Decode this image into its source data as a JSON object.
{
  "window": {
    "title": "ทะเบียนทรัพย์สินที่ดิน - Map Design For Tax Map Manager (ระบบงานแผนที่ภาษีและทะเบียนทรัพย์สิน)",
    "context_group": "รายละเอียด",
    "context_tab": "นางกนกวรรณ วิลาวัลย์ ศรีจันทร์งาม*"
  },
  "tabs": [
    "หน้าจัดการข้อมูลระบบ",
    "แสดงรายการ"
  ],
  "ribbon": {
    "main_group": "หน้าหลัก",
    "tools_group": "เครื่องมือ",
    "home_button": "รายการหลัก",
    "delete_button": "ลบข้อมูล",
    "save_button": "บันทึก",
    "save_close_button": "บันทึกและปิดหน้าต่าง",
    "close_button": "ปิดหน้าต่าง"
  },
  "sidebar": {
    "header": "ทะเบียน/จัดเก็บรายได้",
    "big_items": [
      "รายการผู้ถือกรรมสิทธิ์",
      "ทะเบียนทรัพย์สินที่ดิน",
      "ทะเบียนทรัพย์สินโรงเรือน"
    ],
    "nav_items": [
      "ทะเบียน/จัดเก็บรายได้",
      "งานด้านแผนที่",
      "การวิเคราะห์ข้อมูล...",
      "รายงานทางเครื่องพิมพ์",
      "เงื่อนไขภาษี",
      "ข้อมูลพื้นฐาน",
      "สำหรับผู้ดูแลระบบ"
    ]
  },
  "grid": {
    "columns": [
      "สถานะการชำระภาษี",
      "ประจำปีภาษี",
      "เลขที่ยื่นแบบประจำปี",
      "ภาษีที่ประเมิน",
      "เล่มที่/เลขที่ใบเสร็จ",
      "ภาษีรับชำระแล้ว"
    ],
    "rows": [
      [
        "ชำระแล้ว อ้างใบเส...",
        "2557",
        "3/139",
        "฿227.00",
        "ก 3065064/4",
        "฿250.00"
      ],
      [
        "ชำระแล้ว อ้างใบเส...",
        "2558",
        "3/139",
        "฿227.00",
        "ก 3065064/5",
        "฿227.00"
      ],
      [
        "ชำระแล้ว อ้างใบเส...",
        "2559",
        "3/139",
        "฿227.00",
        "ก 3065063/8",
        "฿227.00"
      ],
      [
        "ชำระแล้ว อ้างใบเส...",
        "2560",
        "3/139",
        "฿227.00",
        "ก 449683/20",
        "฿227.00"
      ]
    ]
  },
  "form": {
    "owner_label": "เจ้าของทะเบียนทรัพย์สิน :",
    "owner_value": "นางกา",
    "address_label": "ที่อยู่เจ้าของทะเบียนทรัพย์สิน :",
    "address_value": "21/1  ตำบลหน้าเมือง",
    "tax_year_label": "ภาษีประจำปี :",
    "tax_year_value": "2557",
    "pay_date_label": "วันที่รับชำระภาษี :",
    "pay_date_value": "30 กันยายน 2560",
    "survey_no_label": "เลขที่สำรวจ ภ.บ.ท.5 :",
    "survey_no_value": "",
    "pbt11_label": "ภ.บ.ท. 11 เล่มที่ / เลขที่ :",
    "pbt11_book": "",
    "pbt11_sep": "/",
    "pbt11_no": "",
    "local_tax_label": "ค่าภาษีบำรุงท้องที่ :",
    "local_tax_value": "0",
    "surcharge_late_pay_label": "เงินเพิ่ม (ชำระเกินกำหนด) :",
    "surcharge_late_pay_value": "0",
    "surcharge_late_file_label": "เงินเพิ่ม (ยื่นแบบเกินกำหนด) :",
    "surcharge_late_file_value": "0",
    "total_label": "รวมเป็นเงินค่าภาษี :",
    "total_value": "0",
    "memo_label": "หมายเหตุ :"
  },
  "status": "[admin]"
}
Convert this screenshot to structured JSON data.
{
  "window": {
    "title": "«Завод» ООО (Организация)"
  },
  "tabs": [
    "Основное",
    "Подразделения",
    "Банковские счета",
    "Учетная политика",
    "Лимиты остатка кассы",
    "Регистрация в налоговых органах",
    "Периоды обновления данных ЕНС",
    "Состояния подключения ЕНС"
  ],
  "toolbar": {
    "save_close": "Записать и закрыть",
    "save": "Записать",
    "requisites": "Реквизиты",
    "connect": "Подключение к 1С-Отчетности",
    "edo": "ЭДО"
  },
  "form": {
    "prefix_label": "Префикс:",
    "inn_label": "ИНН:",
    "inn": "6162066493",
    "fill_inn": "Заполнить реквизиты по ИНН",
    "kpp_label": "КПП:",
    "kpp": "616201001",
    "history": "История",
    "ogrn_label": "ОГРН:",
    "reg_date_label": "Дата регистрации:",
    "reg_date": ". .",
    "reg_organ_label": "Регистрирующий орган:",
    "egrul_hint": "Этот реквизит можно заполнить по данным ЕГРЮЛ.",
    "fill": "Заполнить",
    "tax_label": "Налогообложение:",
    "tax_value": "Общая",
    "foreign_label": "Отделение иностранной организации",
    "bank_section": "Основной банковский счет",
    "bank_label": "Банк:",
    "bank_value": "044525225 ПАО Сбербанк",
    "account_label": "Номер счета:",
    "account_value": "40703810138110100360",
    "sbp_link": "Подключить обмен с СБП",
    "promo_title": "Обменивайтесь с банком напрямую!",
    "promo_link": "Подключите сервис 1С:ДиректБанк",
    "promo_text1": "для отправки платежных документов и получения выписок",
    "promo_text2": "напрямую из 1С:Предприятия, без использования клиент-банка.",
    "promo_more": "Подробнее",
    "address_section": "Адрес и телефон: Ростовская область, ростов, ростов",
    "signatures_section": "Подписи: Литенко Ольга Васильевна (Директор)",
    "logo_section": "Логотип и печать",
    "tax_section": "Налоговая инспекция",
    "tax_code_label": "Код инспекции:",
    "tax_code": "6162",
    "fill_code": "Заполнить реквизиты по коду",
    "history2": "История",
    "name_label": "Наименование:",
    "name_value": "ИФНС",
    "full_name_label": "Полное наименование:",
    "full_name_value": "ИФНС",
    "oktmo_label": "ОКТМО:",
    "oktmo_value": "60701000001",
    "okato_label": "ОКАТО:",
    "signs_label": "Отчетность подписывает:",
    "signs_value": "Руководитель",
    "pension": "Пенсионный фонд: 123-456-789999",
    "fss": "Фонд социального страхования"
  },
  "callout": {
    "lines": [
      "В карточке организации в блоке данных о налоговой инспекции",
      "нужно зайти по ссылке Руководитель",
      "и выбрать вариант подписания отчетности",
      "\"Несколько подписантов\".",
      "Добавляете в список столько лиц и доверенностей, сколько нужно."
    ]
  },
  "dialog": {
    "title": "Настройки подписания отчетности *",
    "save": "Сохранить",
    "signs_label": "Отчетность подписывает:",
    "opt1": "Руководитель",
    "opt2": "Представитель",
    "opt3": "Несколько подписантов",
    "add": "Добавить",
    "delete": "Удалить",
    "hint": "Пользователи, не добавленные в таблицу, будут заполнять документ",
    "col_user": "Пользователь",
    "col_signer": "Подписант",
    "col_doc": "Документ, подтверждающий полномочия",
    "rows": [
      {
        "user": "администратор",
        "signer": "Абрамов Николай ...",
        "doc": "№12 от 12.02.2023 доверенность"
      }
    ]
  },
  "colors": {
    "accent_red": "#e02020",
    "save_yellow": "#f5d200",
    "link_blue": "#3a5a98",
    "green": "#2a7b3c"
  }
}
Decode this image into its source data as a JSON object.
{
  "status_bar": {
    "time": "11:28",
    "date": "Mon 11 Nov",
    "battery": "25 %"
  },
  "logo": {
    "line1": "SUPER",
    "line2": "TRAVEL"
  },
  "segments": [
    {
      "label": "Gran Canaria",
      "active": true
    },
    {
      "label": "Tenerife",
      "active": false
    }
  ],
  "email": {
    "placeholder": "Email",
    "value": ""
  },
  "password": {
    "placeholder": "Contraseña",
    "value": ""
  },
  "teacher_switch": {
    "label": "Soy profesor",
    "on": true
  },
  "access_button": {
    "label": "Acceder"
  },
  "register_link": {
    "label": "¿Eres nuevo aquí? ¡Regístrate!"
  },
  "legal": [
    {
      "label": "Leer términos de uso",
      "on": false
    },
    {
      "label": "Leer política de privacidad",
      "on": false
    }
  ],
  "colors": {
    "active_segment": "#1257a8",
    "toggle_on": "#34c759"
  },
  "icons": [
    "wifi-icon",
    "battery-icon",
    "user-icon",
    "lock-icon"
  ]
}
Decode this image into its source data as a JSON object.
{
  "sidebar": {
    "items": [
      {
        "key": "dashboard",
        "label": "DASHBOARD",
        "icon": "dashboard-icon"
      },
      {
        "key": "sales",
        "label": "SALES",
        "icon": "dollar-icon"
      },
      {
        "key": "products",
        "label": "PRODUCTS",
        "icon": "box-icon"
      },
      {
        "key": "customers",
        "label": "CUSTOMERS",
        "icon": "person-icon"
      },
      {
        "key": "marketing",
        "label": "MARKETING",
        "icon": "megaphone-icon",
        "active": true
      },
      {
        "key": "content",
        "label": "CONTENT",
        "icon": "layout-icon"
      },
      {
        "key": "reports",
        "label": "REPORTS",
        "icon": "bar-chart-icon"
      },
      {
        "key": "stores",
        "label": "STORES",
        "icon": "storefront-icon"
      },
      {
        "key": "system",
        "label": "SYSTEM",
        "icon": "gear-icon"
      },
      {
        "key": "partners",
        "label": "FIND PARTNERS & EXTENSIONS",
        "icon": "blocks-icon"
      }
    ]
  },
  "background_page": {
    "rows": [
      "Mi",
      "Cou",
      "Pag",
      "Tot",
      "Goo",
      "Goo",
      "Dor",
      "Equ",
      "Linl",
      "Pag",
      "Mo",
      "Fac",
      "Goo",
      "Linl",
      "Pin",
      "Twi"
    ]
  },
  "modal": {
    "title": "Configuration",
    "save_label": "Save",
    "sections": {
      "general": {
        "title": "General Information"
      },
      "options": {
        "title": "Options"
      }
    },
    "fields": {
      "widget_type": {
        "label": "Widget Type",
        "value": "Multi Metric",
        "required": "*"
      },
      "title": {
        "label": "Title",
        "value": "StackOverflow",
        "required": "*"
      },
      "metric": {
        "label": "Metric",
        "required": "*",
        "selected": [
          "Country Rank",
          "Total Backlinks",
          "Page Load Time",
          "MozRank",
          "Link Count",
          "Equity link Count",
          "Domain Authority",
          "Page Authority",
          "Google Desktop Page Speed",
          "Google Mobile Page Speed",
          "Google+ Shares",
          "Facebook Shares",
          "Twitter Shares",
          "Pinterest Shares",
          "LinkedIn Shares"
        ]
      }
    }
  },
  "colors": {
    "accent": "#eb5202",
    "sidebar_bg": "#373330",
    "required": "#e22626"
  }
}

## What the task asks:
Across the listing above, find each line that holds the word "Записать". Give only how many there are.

## Exercise output:
2